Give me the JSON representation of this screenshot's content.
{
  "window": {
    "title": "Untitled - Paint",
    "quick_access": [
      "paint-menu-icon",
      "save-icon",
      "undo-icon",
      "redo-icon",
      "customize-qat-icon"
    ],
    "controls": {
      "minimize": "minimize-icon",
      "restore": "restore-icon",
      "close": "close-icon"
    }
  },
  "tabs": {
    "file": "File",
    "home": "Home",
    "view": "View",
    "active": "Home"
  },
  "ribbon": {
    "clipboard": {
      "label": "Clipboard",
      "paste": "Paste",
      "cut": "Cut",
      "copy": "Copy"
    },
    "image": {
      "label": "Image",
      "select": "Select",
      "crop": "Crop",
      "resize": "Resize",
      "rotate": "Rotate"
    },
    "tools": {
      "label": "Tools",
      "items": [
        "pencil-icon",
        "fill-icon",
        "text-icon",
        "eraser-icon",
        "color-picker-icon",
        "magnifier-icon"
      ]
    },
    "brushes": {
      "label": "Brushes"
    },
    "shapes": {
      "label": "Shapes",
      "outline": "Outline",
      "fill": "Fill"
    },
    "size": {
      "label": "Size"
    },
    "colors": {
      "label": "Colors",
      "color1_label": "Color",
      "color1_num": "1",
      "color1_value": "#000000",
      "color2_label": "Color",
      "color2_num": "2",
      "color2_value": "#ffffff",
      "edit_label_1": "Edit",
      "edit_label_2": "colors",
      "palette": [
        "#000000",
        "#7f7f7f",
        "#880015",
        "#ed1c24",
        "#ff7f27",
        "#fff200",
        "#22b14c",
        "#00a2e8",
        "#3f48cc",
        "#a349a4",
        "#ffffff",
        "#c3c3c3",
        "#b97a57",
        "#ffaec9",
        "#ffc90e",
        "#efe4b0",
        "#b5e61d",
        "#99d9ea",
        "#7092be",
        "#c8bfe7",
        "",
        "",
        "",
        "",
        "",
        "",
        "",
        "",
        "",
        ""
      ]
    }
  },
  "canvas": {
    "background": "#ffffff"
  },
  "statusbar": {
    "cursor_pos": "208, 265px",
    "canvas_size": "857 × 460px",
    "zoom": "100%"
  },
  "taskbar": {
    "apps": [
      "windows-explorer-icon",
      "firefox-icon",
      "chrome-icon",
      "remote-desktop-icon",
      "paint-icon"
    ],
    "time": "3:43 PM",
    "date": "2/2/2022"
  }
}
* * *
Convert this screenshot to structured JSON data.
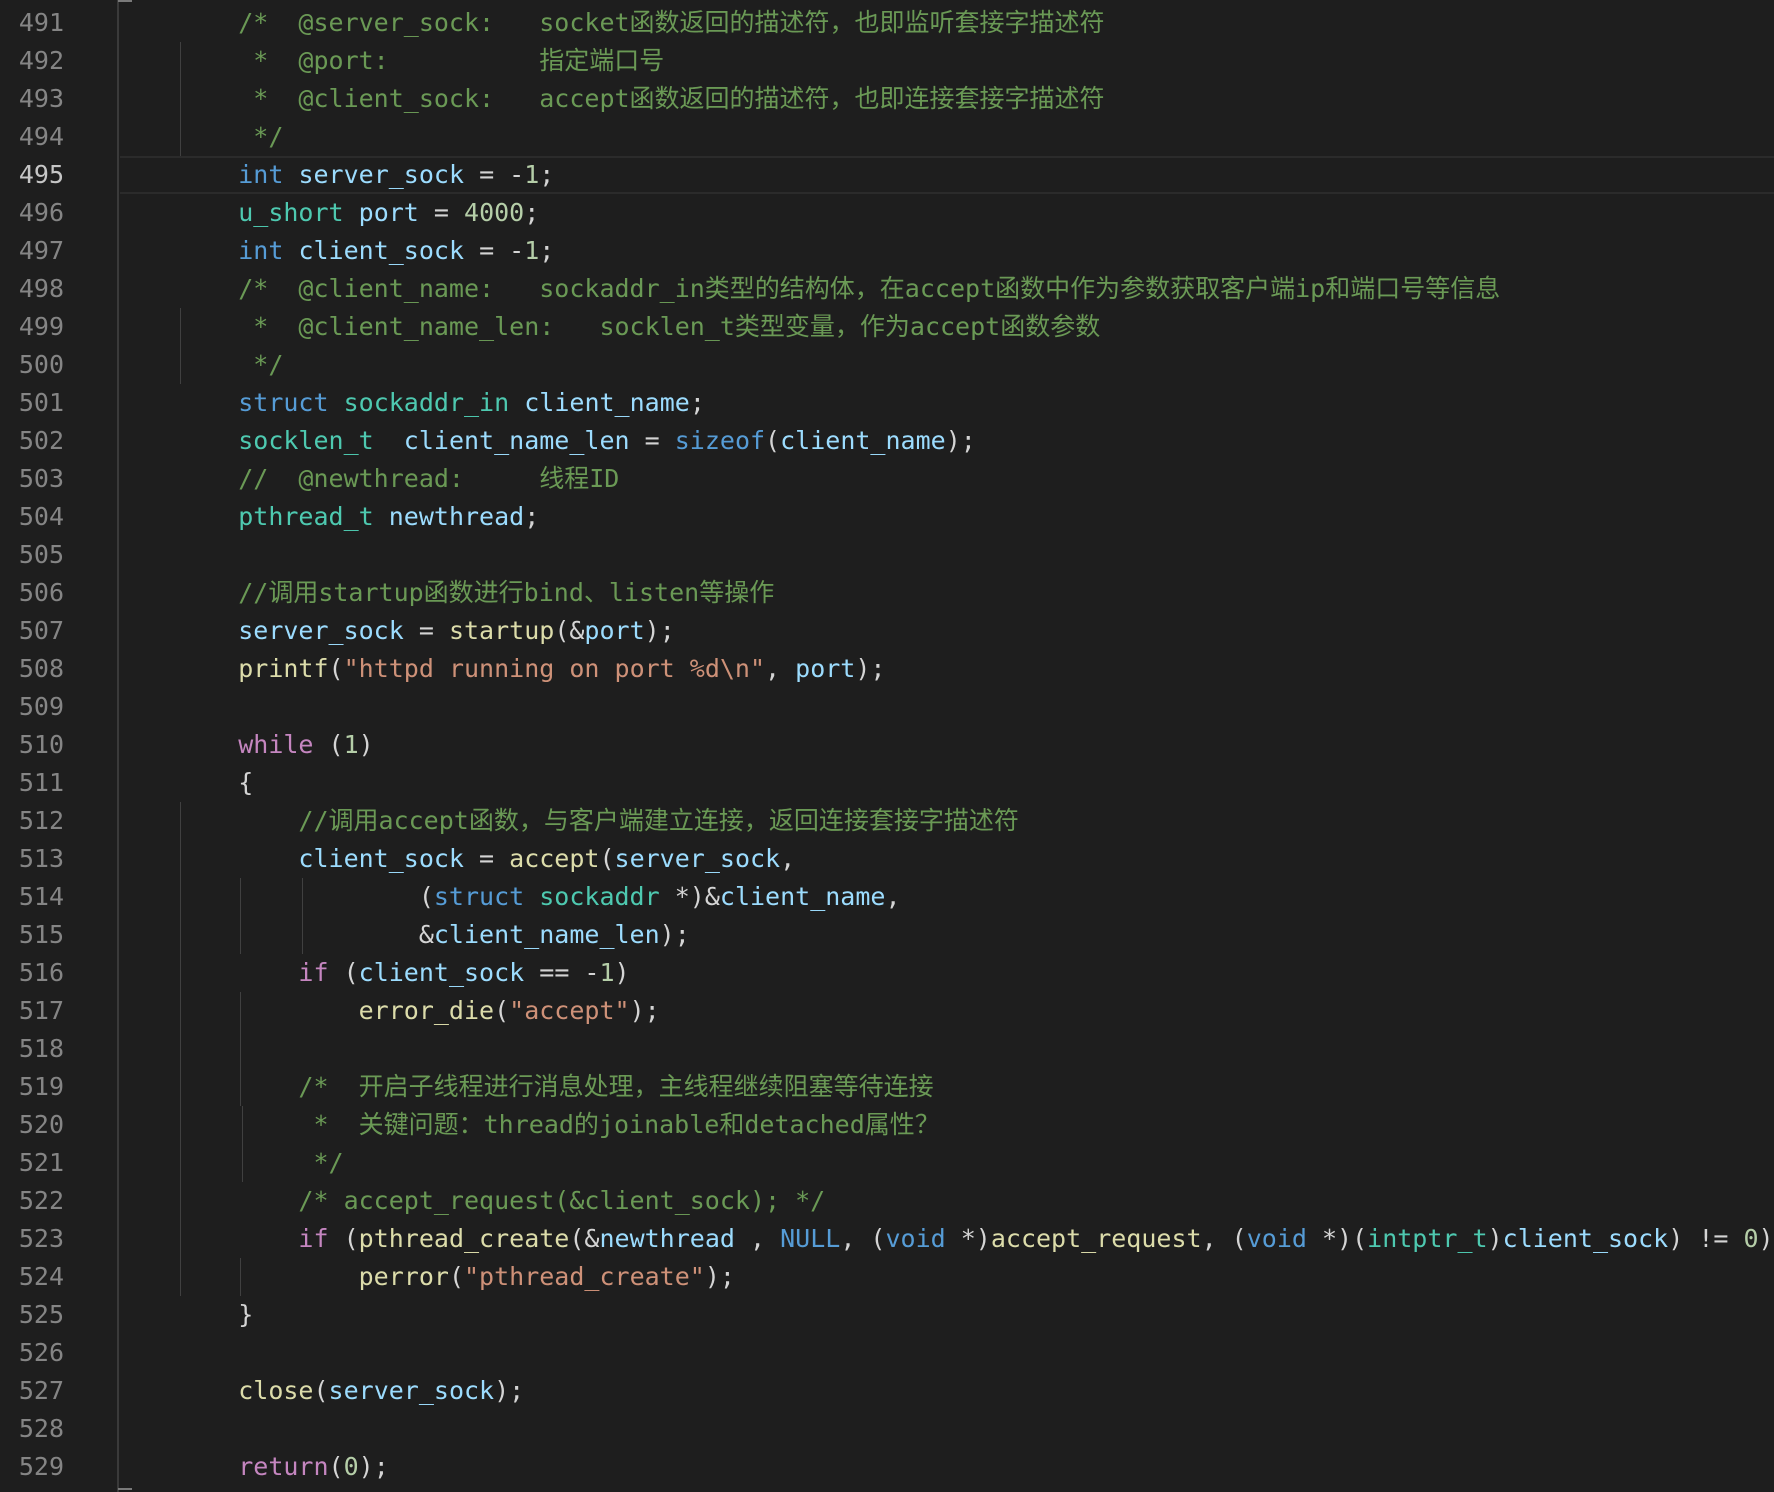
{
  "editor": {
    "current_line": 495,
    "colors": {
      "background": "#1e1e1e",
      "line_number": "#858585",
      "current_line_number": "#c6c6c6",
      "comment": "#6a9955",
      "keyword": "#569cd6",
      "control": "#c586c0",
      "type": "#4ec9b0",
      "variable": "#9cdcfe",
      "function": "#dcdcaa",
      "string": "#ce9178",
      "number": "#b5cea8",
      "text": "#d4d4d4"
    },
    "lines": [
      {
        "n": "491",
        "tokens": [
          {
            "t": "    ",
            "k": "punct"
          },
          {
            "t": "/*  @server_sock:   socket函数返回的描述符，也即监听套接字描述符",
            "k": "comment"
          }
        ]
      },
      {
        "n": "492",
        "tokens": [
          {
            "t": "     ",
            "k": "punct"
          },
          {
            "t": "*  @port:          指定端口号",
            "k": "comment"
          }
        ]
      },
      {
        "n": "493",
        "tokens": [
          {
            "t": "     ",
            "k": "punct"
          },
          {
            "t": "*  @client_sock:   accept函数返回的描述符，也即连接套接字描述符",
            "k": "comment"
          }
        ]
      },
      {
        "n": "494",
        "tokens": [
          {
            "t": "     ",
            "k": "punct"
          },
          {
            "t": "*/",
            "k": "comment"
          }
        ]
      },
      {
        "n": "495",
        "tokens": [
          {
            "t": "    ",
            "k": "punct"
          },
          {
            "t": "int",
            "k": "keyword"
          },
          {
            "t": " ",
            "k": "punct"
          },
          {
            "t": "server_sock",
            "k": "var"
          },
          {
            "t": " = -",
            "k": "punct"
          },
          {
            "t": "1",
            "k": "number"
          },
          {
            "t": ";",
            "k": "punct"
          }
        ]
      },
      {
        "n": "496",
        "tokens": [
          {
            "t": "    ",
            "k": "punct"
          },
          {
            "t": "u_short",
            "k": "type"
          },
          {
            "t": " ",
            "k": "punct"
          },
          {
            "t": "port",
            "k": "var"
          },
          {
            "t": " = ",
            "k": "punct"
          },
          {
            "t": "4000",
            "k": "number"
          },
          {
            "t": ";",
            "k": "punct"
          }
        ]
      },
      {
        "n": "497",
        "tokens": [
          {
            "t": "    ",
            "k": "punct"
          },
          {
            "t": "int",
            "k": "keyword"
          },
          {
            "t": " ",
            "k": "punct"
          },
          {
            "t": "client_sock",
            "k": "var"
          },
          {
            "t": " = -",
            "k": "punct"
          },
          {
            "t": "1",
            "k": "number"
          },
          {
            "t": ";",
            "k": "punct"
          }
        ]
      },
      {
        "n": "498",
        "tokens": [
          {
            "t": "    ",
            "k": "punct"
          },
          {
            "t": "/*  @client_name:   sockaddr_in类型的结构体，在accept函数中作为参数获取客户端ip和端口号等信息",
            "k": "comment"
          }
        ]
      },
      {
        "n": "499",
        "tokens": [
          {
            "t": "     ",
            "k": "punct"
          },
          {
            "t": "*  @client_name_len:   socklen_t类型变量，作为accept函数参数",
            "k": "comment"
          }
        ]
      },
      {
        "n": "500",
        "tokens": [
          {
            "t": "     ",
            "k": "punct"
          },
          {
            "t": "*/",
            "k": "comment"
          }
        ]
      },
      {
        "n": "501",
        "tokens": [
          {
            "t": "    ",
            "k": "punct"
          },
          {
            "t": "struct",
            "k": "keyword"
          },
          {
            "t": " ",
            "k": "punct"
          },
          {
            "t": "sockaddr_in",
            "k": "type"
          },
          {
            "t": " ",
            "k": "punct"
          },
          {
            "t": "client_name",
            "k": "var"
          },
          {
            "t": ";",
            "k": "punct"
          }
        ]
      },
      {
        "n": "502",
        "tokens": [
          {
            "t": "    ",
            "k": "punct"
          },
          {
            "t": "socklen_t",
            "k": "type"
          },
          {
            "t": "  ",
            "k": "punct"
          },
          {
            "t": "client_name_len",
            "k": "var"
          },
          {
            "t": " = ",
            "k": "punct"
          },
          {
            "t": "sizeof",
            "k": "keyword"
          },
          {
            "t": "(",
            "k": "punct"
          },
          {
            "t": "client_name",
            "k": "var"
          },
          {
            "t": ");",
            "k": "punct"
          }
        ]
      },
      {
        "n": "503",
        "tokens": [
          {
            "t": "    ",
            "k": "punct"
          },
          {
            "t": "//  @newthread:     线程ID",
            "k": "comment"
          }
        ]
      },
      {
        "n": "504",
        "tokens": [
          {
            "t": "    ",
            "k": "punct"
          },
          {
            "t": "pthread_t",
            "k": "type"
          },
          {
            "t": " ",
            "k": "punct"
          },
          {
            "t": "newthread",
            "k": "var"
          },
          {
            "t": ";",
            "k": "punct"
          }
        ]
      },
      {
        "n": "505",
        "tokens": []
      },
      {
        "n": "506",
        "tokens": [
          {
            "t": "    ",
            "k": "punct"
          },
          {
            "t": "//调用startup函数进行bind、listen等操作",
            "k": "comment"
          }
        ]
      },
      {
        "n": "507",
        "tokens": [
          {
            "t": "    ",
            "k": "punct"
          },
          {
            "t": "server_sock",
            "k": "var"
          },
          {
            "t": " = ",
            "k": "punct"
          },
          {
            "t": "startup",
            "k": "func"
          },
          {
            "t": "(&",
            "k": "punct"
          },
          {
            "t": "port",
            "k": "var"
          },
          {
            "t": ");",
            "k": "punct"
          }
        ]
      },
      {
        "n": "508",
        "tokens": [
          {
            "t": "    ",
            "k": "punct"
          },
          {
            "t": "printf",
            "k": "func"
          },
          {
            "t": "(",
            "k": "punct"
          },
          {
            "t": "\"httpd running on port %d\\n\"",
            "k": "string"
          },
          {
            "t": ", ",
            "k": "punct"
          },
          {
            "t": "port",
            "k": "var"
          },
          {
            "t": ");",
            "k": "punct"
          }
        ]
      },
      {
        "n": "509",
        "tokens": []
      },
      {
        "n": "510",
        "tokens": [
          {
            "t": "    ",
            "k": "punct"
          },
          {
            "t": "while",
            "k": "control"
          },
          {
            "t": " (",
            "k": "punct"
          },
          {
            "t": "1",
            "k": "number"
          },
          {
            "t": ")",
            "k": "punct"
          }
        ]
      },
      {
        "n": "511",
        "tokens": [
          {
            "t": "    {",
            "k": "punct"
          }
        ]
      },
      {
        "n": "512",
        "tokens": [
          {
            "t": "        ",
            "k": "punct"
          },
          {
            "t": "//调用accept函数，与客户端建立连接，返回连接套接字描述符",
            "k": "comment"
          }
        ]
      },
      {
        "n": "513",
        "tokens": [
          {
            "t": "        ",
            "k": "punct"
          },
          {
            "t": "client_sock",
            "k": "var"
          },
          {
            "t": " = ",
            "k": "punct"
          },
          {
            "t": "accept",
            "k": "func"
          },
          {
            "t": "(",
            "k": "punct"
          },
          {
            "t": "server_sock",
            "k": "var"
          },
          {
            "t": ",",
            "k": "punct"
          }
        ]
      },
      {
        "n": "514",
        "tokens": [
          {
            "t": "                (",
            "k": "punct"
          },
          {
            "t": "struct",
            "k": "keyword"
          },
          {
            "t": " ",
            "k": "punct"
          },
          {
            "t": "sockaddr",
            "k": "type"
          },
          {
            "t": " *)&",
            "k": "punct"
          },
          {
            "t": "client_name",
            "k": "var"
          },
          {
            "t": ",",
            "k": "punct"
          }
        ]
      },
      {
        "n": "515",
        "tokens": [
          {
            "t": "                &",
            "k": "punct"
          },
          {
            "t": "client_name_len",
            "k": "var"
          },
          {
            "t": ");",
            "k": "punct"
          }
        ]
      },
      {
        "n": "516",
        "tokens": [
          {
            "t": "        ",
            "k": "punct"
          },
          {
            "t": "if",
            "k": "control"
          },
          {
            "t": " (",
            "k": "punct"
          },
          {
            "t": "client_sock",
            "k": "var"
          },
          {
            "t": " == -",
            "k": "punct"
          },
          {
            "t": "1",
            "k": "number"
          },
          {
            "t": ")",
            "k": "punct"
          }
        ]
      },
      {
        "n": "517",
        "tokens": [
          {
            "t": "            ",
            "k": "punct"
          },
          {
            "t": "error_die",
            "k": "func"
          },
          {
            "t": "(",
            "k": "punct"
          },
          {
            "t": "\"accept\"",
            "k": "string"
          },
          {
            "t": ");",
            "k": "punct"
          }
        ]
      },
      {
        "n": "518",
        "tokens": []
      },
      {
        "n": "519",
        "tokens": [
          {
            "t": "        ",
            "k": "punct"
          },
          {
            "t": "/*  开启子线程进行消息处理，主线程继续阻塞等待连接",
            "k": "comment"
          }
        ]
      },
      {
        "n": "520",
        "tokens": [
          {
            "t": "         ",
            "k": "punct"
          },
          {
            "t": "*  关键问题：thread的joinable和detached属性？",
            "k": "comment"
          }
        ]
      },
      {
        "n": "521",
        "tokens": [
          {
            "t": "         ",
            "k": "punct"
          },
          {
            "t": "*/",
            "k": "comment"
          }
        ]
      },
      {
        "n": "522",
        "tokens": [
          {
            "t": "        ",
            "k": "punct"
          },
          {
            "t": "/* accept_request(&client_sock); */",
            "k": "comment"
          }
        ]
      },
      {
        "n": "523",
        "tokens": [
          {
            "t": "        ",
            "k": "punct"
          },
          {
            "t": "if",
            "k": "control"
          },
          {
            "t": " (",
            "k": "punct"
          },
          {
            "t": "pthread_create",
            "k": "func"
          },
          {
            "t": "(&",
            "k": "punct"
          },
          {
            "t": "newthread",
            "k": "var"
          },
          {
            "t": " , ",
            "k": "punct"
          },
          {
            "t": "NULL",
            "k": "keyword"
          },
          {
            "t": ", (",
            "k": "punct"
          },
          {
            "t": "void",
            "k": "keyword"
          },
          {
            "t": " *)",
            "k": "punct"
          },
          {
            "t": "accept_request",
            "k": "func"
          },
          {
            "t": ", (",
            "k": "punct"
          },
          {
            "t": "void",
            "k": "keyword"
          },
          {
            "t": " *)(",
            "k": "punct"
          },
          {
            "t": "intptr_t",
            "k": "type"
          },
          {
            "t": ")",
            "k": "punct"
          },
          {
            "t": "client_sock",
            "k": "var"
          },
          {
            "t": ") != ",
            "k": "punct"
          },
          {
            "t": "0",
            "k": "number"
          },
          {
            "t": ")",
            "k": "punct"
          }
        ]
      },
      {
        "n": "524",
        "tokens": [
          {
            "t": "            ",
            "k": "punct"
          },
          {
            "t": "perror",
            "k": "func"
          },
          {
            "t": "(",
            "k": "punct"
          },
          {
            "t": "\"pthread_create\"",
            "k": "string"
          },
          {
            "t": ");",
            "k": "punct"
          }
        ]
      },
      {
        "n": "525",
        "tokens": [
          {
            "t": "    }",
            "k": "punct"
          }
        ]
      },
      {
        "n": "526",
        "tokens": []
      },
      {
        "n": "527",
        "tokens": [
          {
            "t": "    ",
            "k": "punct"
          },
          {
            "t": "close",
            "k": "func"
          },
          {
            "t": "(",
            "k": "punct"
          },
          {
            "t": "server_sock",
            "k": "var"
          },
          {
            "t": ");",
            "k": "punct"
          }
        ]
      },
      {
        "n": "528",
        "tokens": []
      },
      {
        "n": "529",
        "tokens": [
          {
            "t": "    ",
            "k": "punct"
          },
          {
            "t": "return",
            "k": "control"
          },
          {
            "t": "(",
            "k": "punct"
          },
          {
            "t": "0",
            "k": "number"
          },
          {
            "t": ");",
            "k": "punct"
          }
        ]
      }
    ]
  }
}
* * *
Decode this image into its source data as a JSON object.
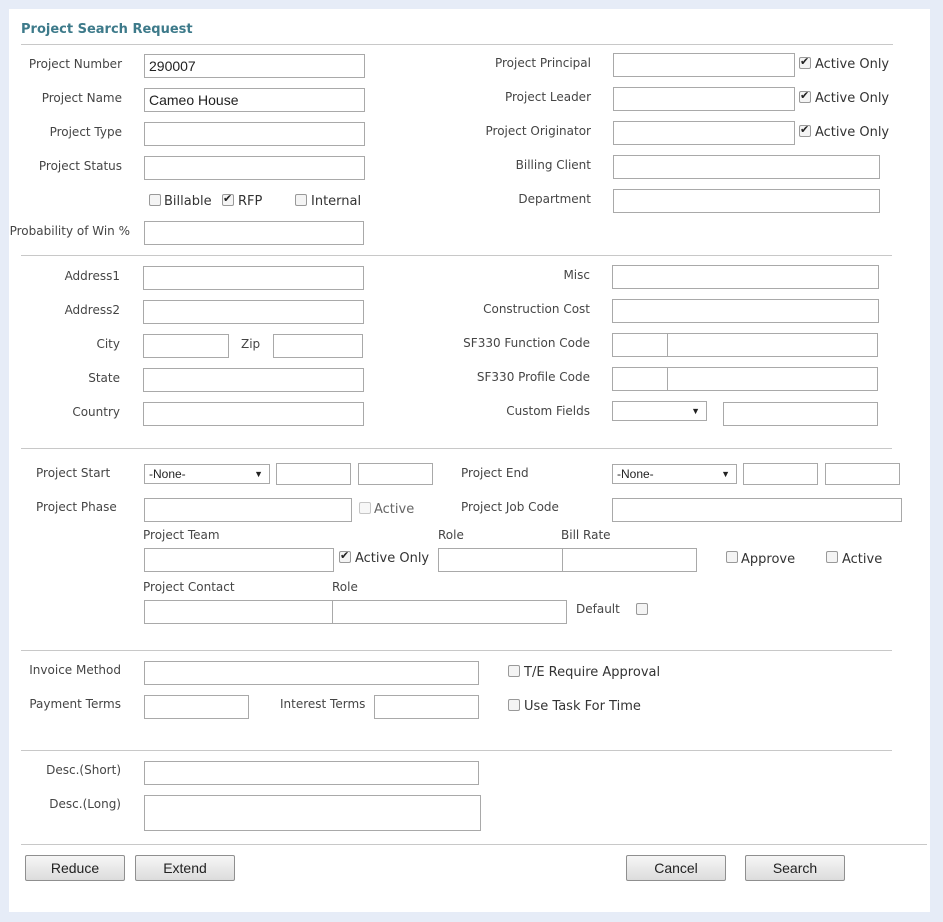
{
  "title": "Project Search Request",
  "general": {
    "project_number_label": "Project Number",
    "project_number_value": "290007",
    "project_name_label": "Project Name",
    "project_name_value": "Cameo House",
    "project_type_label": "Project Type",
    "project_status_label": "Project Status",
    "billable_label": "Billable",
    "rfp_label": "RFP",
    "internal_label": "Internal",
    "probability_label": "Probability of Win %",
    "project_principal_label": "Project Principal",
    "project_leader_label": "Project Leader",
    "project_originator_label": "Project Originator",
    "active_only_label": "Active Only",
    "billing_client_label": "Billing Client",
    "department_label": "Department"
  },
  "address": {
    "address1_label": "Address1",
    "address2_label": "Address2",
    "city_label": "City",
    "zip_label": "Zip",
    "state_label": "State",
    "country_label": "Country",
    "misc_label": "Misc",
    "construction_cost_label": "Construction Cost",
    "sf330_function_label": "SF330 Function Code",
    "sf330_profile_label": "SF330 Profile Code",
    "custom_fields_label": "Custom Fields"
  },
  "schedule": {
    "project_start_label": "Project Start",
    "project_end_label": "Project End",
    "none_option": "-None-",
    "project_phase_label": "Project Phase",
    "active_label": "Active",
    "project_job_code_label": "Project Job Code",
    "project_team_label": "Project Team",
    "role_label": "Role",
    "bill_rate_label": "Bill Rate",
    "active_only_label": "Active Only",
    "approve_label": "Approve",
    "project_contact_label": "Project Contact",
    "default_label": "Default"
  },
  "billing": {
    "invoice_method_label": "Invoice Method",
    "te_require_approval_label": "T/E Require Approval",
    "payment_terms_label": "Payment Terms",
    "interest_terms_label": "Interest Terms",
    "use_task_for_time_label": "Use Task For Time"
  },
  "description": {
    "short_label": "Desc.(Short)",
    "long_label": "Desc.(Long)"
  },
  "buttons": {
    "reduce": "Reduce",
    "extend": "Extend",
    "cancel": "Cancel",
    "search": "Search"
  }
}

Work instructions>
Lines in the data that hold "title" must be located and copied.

Written solution>
    "title": "Untitled - Paint",
  "title": "Project Search Request",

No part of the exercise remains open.